-- Instructions to follow --
What you return must be every line below that includes the word "page".

Saved data entries

□ □ □

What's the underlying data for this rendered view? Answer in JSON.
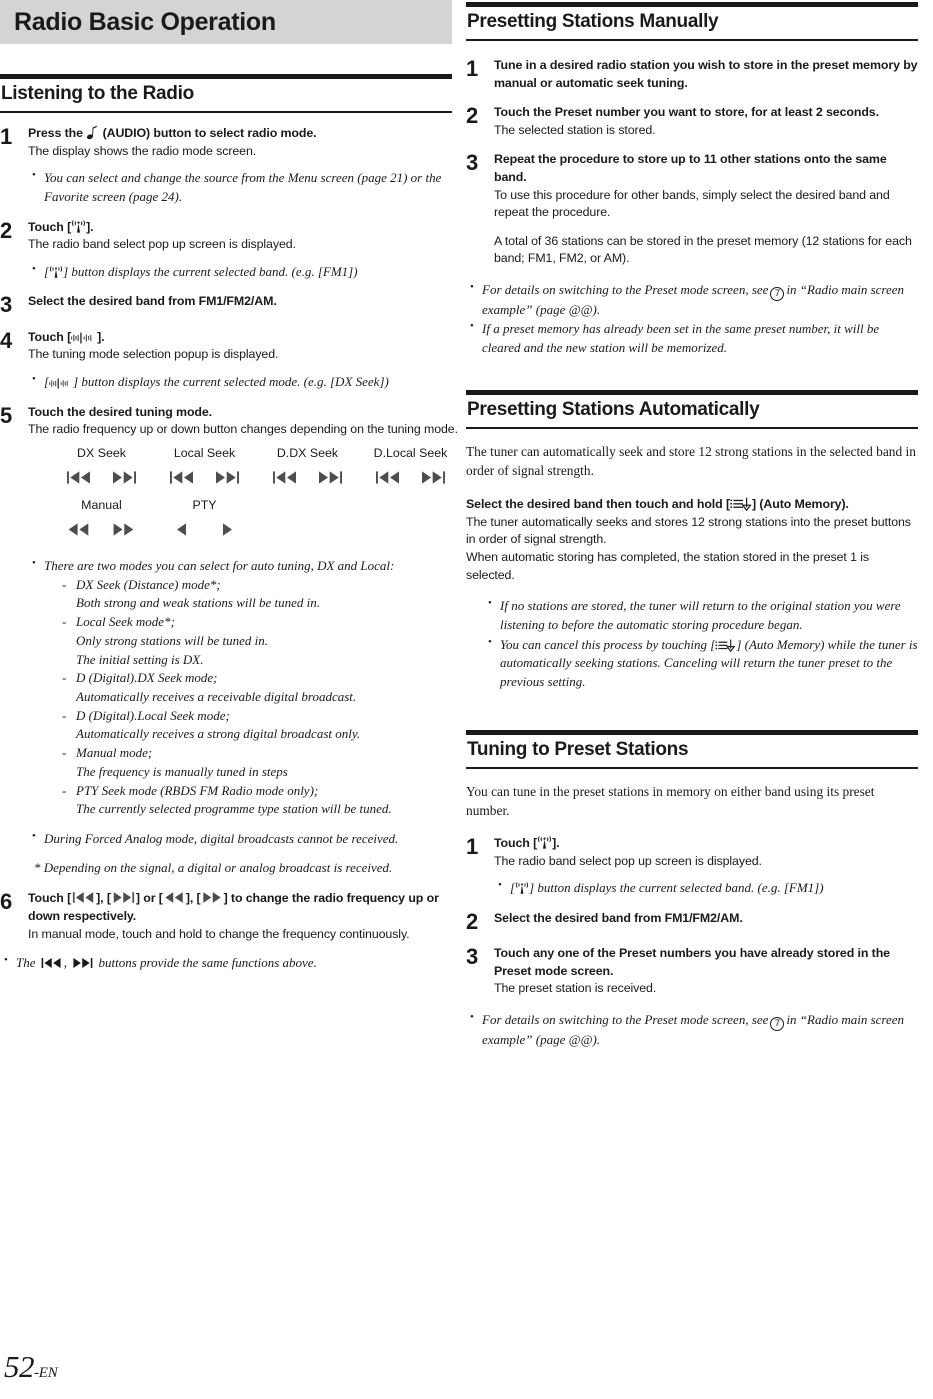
{
  "chapter": {
    "title": "Radio Basic Operation"
  },
  "footer": {
    "page": "52",
    "suffix": "-EN"
  },
  "left": {
    "section1": {
      "heading": "Listening to the Radio",
      "steps": [
        {
          "num": "1",
          "title_pre": "Press the",
          "title_post": "(AUDIO) button to select radio mode.",
          "desc": "The display shows the radio mode screen.",
          "notes": [
            "You can select and change the source from the Menu screen (page 21) or the Favorite screen (page 24)."
          ]
        },
        {
          "num": "2",
          "title_pre": "Touch [",
          "title_post": "].",
          "desc": "The radio band select pop up screen is displayed.",
          "note_pre": "[",
          "note_post": "] button displays the current selected band. (e.g. [FM1])"
        },
        {
          "num": "3",
          "title": "Select the desired band from FM1/FM2/AM."
        },
        {
          "num": "4",
          "title_pre": "Touch [",
          "title_post": "].",
          "desc": "The tuning mode selection popup is displayed.",
          "note_pre": "[",
          "note_post": "] button displays the current selected mode. (e.g. [DX Seek])"
        },
        {
          "num": "5",
          "title": "Touch the desired tuning mode.",
          "desc": "The radio frequency up or down button changes depending on the tuning mode."
        },
        {
          "num": "6",
          "title_a": "Touch [",
          "title_b": "], [",
          "title_c": "] or [",
          "title_d": "], [",
          "title_e": "] to change the radio frequency up or down respectively.",
          "desc": "In manual mode, touch and hold to change the frequency continuously."
        }
      ],
      "tuning_modes": [
        {
          "label": "DX Seek",
          "prev": "skip-prev-3",
          "next": "skip-next-3"
        },
        {
          "label": "Local Seek",
          "prev": "skip-prev-3",
          "next": "skip-next-3"
        },
        {
          "label": "D.DX Seek",
          "prev": "skip-prev-3",
          "next": "skip-next-3"
        },
        {
          "label": "D.Local Seek",
          "prev": "skip-prev-3",
          "next": "skip-next-3"
        },
        {
          "label": "Manual",
          "prev": "rewind-2",
          "next": "forward-2"
        },
        {
          "label": "PTY",
          "prev": "triangle-left",
          "next": "triangle-right"
        }
      ],
      "tuning_note_intro": "There are two modes you can select for auto tuning, DX and Local:",
      "tuning_mode_details": [
        "DX Seek (Distance) mode*;",
        "Both strong and weak stations will be tuned in.",
        "Local Seek mode*;",
        "Only strong stations will be tuned in.",
        "The initial setting is DX.",
        "D (Digital).DX Seek mode;",
        "Automatically receives a receivable digital broadcast.",
        "D (Digital).Local Seek mode;",
        "Automatically receives a strong digital broadcast only.",
        "Manual mode;",
        "The frequency is manually tuned in steps",
        "PTY Seek mode (RBDS FM Radio mode only);",
        "The currently selected programme type station will be tuned."
      ],
      "forced_analog_note": "During Forced Analog mode, digital broadcasts cannot be received.",
      "star_note": "* Depending on the signal, a digital or analog broadcast is received.",
      "final_note_pre": "The",
      "final_note_mid": ",",
      "final_note_post": "buttons provide the same functions above."
    }
  },
  "right": {
    "section_manual": {
      "heading": "Presetting Stations Manually",
      "steps": [
        {
          "num": "1",
          "title": "Tune in a desired radio station you wish to store in the preset memory by manual or automatic seek tuning."
        },
        {
          "num": "2",
          "title": "Touch the Preset number you want to store, for at least 2 seconds.",
          "desc": "The selected station is stored."
        },
        {
          "num": "3",
          "title": "Repeat the procedure to store up to 11 other stations onto the same band.",
          "desc": "To use this procedure for other bands, simply select the desired band and repeat the procedure.",
          "desc2": "A total of 36 stations can be stored in the preset memory (12 stations for each band; FM1, FM2, or AM)."
        }
      ],
      "notes": [
        {
          "pre": "For details on switching to the Preset mode screen, see",
          "circ": "7",
          "post": "in “Radio main screen example” (page @@)."
        },
        {
          "text": "If a preset memory has already been set in the same preset number, it will be cleared and the new station will be memorized."
        }
      ]
    },
    "section_auto": {
      "heading": "Presetting Stations Automatically",
      "intro": "The tuner can automatically seek and store 12 strong stations in the selected band in order of signal strength.",
      "action_pre": "Select the desired band then touch and hold [",
      "action_post": "] (Auto Memory).",
      "desc": "The tuner automatically seeks and stores 12 strong stations into the preset buttons in order of signal strength.",
      "desc2": "When automatic storing has completed, the station stored in the preset 1 is selected.",
      "notes": [
        {
          "text": "If no stations are stored, the tuner will return to the original station you were listening to before the automatic storing procedure began."
        },
        {
          "pre": "You can cancel this process by touching [",
          "mid": "] (Auto Memory) while the tuner is automatically seeking stations. Canceling will return the tuner preset to the previous setting."
        }
      ]
    },
    "section_preset": {
      "heading": "Tuning to Preset Stations",
      "intro": "You can tune in the preset stations in memory on either band using its preset number.",
      "steps": [
        {
          "num": "1",
          "title_pre": "Touch [",
          "title_post": "].",
          "desc": "The radio band select pop up screen is displayed.",
          "note_pre": "[",
          "note_post": "] button displays the current selected band. (e.g. [FM1])"
        },
        {
          "num": "2",
          "title": "Select the desired band from FM1/FM2/AM."
        },
        {
          "num": "3",
          "title": "Touch any one of the Preset numbers you have already stored in the Preset mode screen.",
          "desc": "The preset station is received."
        }
      ],
      "notes": [
        {
          "pre": "For details on switching to the Preset mode screen, see",
          "circ": "7",
          "post": "in “Radio main screen example” (page @@)."
        }
      ]
    }
  },
  "icons": {
    "audio": "music-note-icon",
    "band": "antenna-icon",
    "tuning": "signal-bars-icon",
    "auto_memory": "auto-memory-icon",
    "skip_prev": "skip-previous-icon",
    "skip_next": "skip-next-icon",
    "rewind": "rewind-icon",
    "forward": "fast-forward-icon"
  },
  "colors": {
    "banner_bg": "#d4d4d4",
    "rule": "#1a1a1a",
    "icon_gray": "#4d4d4d"
  }
}
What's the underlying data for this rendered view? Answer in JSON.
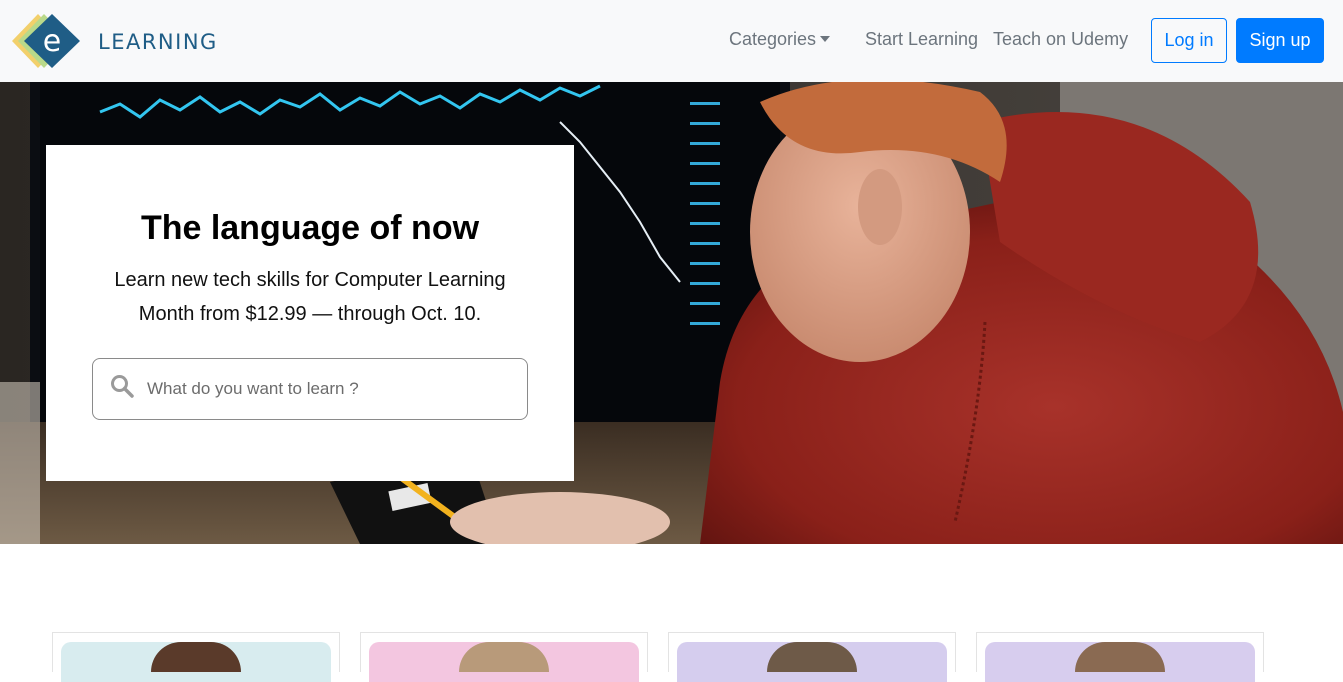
{
  "brand": {
    "logo_letter": "e",
    "name": "LEARNING"
  },
  "nav": {
    "categories_label": "Categories",
    "start_learning_label": "Start Learning",
    "teach_label": "Teach on Udemy",
    "login_label": "Log in",
    "signup_label": "Sign up"
  },
  "hero": {
    "title": "The language of now",
    "subtitle": "Learn new tech skills for Computer Learning Month from $12.99 — through Oct. 10.",
    "search_placeholder": "What do you want to learn ?"
  },
  "colors": {
    "primary": "#007bff",
    "navbar_bg": "#f8f9fa",
    "brand_blue": "#1f5d86",
    "hoodie_red": "#9e2a22"
  },
  "cards": [
    {
      "tint": "#d8ecef"
    },
    {
      "tint": "#f3c6e0"
    },
    {
      "tint": "#d5cdee"
    },
    {
      "tint": "#d7cdee"
    }
  ]
}
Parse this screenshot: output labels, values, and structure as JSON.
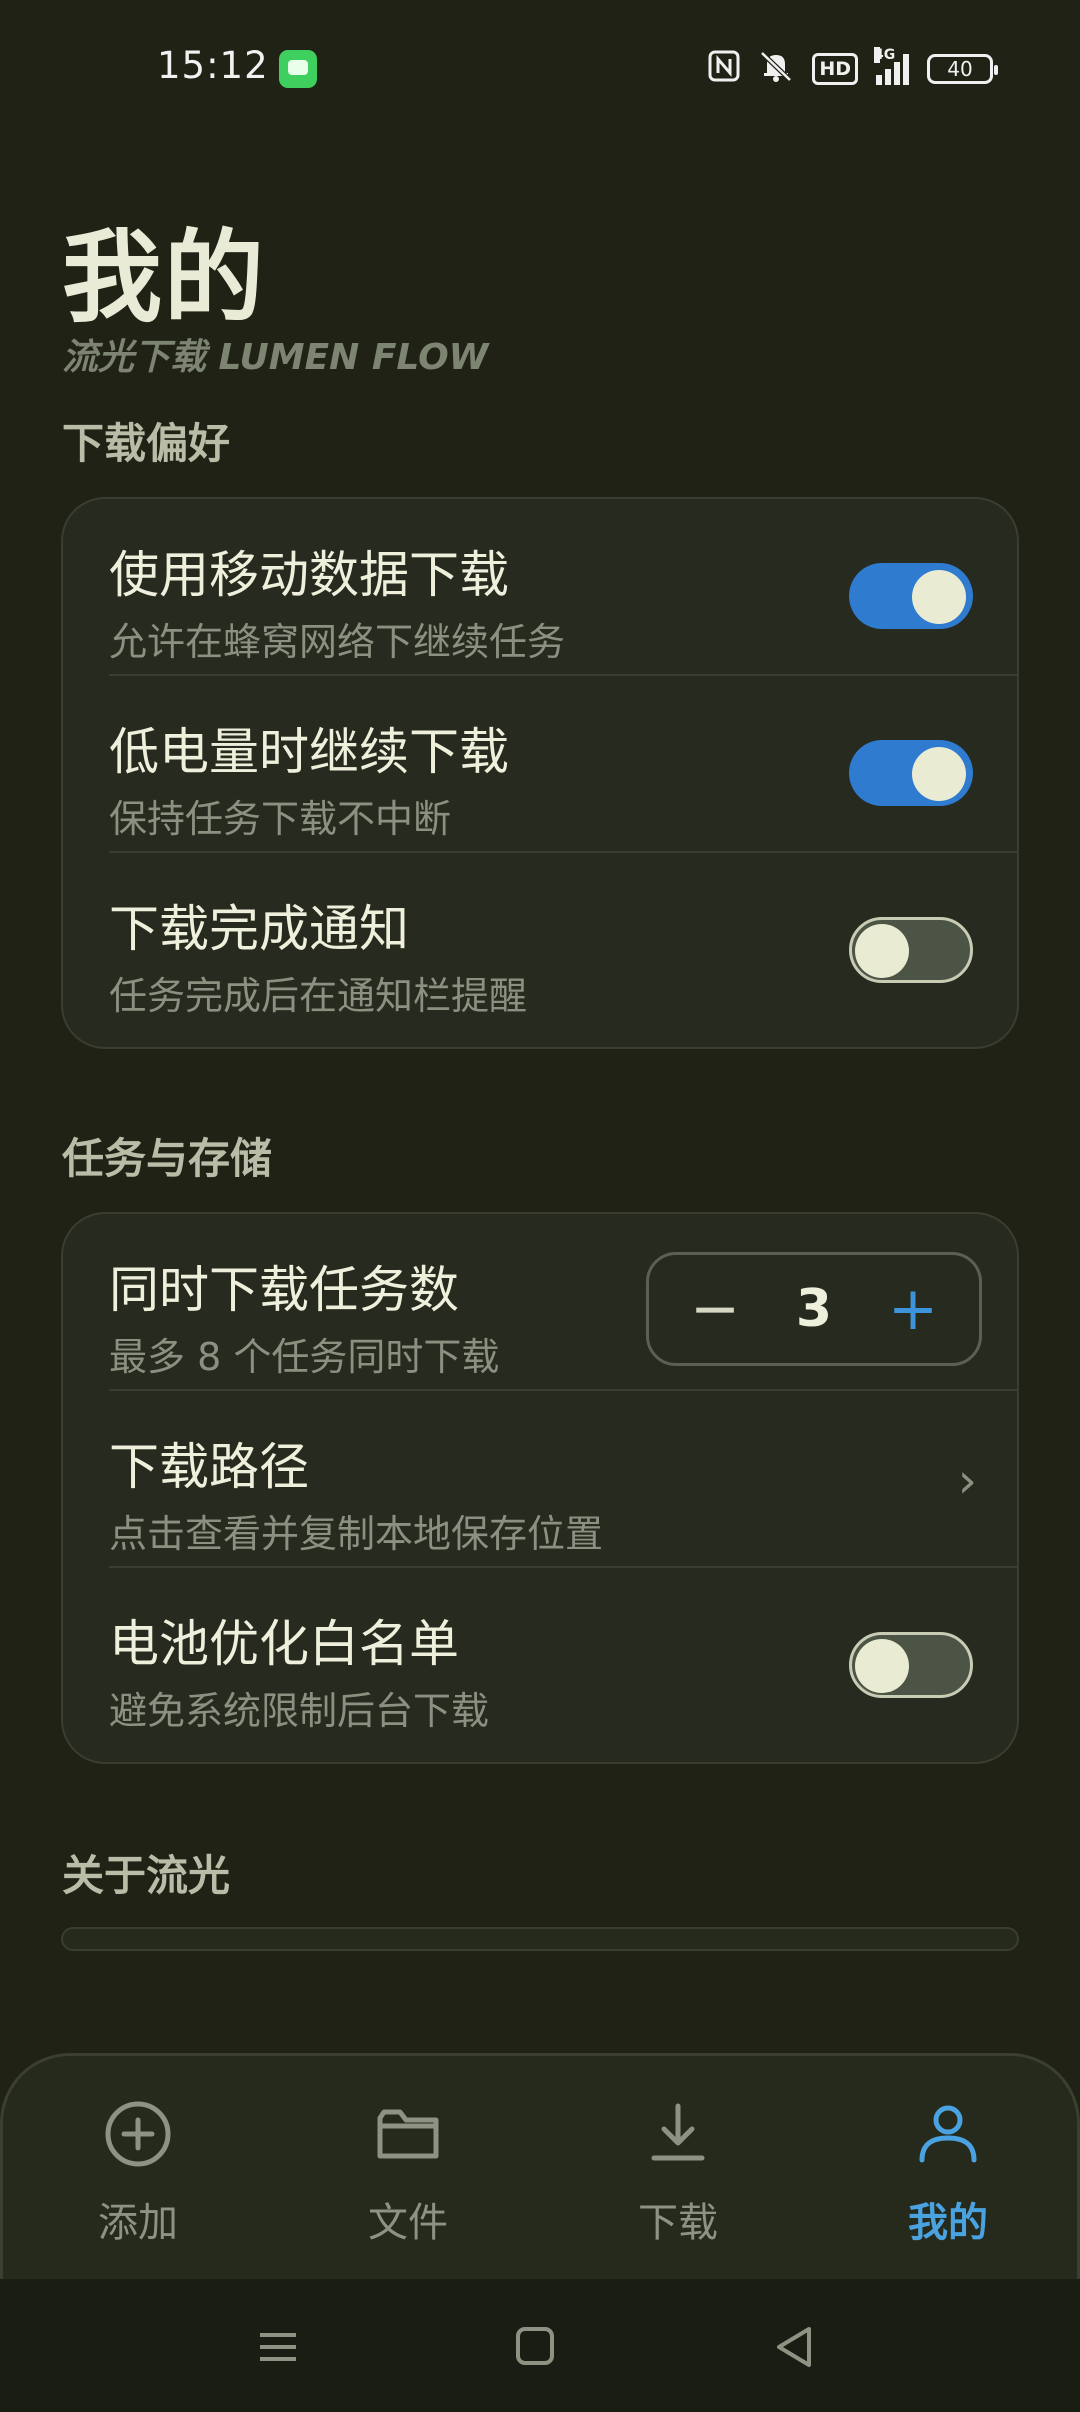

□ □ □

-- Response box --
    "page": "52",
            "You can select and change the source from the Menu screen (page 21) or the Favorite screen (page 24)."
          "post": "in “Radio main screen example” (page @@)."
          "post": "in “Radio main screen example” (page @@)."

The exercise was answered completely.